Next up was surfing! Hannah, Josh, and Adri decided to take surfing lessons from the famous Gary’s Surf School on Muizenberg beach. We all went along to cheer them on. What a fun beach town! We had breakfast at an open-air coffee shop called the Hang Ten Café, that is in the same building as the surf store. Great food, as we’ve had everywhere we’ve eaten in South Africa so far. Although service tends to be on the slow side everywhere, the taste, presentation, and selection of foods has been fantastic wherever we’ve eaten, from little cafés to higher-end restaurants. Most places accommodate food allergies well and we’ve found almond, oat, and coconut milk products available in most coffee shops and many restaurants.
Muizenberg is full of people learning to surf in the slightly warmer Indian Ocean waves. The beach is ideal for beginners with constant, small swells. There were so many people out there that it was a bit crowded, but not to the point of frustration. Besides, with so many learners, you’re just one of many, so the pressure to perform is lower! Hannah, Adri, and Josh all did great, popping up quickly and getting some nice rides. Their instructor kept them moving, so there was little rest time and they were pretty fatigued by the end of an hour-long lesson. For those who wished to continue practicing on their own, the company allowed an extra hour of surfing for a small fee.

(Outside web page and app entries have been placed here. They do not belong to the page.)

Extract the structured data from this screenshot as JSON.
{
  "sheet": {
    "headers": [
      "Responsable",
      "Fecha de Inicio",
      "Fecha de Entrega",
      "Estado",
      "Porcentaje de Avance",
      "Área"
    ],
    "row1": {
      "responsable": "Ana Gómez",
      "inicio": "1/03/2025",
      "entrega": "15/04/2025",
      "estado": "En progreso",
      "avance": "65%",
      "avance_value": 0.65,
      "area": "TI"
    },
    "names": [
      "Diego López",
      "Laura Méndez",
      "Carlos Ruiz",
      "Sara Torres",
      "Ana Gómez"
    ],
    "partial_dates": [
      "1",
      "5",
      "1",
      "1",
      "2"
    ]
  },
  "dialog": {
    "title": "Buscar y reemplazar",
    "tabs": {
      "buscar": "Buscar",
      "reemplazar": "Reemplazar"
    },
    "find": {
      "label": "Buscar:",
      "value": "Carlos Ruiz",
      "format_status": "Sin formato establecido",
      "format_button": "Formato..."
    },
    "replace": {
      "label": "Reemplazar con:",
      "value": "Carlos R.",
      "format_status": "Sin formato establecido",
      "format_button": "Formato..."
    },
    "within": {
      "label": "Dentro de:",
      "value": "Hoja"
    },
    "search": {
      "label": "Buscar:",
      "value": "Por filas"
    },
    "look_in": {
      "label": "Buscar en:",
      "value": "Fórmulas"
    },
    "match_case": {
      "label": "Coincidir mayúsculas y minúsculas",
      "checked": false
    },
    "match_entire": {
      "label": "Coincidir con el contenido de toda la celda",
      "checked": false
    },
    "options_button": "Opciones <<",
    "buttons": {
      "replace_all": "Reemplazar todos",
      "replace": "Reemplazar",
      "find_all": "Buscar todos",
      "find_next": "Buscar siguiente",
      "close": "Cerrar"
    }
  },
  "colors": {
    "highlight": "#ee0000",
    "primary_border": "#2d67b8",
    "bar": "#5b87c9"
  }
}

After they changed and tried to rid themselves of the stale wetsuit smell, we headed out along the coast, passing through one quaint seaside town after another. The 3 things they all seemed to have in common were stores selling artwork, stores selling antiques/used furniture, and coffee shops.
We stopped off at Boulder Beach to see the penguin colony and cool off in the water. We parked and then hiked along the rocks, past some little beaches, then along a boardwalk to the park entrance. Although most everything in South Africa is a bargain for Americans right now, we found the foreigner price for the National parks to be way too high. We had already seen a bunch of penguins at the free beach, so we voted to skip the 160 rand entry fee ($(10.15 at the time) and go back to swim a bit in the cove.
Ready for lunch, we found another beautiful restaurant perched along the coastline with perfect views, called The Black Marlin at Miller’s Point. From there, we headed out to Cape Point, also part of Table Mountain National Park. We intended to visit the Cape Point lighthouse and see the ship graveyard along this treacherous point. However, when we got to the entrance, the per person fee of 320 rand ($20.35) was again more than most of our group wanted to spend. I’m not sure if we made the right call turning around and missing that one or not, but when traveling with a sizable family group, you often have to make compromises. So we headed back home, enjoying yet more gorgeous coastal views.
That night’s blackout started in the late afternoon and lasted until 8 pm, so eating in wasn’t much of an option. Thankfully, we had so many great restaurants within a 10-minute walk of our house, eating out was simple and enjoyable. That evening, there were so many people walking around since it was a Saturday night, that we decided to walk back rather then Uber. We had no problems at all as a large group, but 2 of our group stayed out a little later and had a few uncomfortable moments returning.